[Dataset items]
· · · ·

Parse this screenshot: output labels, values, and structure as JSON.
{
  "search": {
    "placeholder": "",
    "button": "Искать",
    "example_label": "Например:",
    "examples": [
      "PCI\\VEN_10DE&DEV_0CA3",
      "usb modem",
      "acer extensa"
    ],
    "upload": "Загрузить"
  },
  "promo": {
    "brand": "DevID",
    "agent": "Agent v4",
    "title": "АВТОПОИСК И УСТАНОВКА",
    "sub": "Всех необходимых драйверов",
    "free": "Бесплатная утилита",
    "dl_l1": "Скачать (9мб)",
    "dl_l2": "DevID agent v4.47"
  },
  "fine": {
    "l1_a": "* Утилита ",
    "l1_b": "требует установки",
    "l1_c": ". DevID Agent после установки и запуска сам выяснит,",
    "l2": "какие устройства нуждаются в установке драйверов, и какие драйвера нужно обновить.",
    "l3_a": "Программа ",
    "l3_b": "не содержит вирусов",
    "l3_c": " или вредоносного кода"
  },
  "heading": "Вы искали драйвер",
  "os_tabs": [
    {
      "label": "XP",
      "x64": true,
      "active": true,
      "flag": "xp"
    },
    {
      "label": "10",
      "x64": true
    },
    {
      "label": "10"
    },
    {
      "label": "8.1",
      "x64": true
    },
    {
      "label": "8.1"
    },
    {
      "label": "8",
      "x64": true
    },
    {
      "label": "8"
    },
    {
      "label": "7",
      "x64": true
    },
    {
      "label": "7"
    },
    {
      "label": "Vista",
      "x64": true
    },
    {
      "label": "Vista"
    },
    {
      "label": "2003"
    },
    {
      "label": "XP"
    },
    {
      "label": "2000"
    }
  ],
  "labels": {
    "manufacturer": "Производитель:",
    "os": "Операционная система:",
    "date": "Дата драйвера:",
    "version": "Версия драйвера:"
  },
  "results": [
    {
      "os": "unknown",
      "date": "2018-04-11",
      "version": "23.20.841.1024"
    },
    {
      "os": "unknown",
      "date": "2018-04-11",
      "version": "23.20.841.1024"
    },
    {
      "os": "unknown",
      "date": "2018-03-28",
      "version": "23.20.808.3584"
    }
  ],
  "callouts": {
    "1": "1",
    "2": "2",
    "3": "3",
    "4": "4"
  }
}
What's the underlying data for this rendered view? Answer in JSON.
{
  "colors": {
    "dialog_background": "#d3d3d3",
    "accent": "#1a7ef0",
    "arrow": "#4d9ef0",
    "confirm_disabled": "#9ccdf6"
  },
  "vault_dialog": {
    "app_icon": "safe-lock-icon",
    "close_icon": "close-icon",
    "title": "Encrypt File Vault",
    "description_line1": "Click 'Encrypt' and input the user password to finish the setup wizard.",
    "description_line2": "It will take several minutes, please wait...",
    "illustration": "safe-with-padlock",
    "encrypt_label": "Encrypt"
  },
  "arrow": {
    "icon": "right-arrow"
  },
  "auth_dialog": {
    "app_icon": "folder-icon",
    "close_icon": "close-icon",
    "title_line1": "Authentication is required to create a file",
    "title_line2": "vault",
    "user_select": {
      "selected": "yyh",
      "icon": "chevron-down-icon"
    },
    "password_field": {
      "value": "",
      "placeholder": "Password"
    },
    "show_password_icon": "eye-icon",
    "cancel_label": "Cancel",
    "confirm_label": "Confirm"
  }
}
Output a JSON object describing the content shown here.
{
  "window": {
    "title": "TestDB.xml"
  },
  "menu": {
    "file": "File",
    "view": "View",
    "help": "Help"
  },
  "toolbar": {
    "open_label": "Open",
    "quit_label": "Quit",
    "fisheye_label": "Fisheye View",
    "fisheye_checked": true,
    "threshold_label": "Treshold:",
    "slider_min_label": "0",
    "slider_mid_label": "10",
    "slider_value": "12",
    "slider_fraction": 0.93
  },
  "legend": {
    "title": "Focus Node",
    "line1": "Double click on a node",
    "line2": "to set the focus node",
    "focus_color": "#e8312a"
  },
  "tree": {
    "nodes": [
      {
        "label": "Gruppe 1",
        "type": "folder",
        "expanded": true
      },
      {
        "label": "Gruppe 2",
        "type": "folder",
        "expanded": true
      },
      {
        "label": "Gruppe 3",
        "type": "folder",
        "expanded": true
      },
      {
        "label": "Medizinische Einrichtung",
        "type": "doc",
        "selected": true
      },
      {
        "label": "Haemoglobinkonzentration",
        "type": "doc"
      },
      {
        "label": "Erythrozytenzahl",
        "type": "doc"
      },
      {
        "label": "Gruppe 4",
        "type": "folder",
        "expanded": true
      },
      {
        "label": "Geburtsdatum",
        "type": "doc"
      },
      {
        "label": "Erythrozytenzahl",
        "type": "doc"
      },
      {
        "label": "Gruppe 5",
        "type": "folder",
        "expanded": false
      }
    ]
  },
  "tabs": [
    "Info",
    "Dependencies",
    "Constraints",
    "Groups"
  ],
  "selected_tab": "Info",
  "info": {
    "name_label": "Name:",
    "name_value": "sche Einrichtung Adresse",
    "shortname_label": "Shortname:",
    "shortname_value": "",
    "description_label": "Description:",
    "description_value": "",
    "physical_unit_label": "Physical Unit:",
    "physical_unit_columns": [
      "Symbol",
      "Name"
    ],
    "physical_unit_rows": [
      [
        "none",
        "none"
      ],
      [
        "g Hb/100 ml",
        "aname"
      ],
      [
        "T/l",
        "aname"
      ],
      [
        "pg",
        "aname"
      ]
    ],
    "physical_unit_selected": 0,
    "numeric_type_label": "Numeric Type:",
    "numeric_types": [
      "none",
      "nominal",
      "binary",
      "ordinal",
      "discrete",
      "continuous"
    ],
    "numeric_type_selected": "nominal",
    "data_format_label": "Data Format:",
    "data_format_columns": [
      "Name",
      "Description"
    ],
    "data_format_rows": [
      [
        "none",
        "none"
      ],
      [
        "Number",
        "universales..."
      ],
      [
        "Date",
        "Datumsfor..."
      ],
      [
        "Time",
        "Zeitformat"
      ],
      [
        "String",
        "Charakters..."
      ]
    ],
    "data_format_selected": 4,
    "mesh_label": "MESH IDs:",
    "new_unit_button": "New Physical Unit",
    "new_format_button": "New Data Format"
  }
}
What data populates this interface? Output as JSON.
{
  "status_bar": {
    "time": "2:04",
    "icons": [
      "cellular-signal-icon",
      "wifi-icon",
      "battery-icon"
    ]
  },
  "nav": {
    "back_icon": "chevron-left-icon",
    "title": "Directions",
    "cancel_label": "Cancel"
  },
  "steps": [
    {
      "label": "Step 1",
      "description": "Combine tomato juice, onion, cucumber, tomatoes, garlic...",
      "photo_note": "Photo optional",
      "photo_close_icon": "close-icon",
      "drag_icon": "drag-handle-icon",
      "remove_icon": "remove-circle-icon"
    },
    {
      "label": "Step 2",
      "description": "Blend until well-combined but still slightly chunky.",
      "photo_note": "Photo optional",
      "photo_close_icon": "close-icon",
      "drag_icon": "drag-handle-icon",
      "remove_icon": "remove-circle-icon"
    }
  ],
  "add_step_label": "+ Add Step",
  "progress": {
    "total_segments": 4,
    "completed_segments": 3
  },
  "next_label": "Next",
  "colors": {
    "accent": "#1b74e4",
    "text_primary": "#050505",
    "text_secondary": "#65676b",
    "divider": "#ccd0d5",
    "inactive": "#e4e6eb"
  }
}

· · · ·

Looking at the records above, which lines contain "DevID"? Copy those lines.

    "brand": "DevID",
    "dl_l2": "DevID agent v4.47"
    "l1_c": ". DevID Agent после установки и запуска сам выяснит,",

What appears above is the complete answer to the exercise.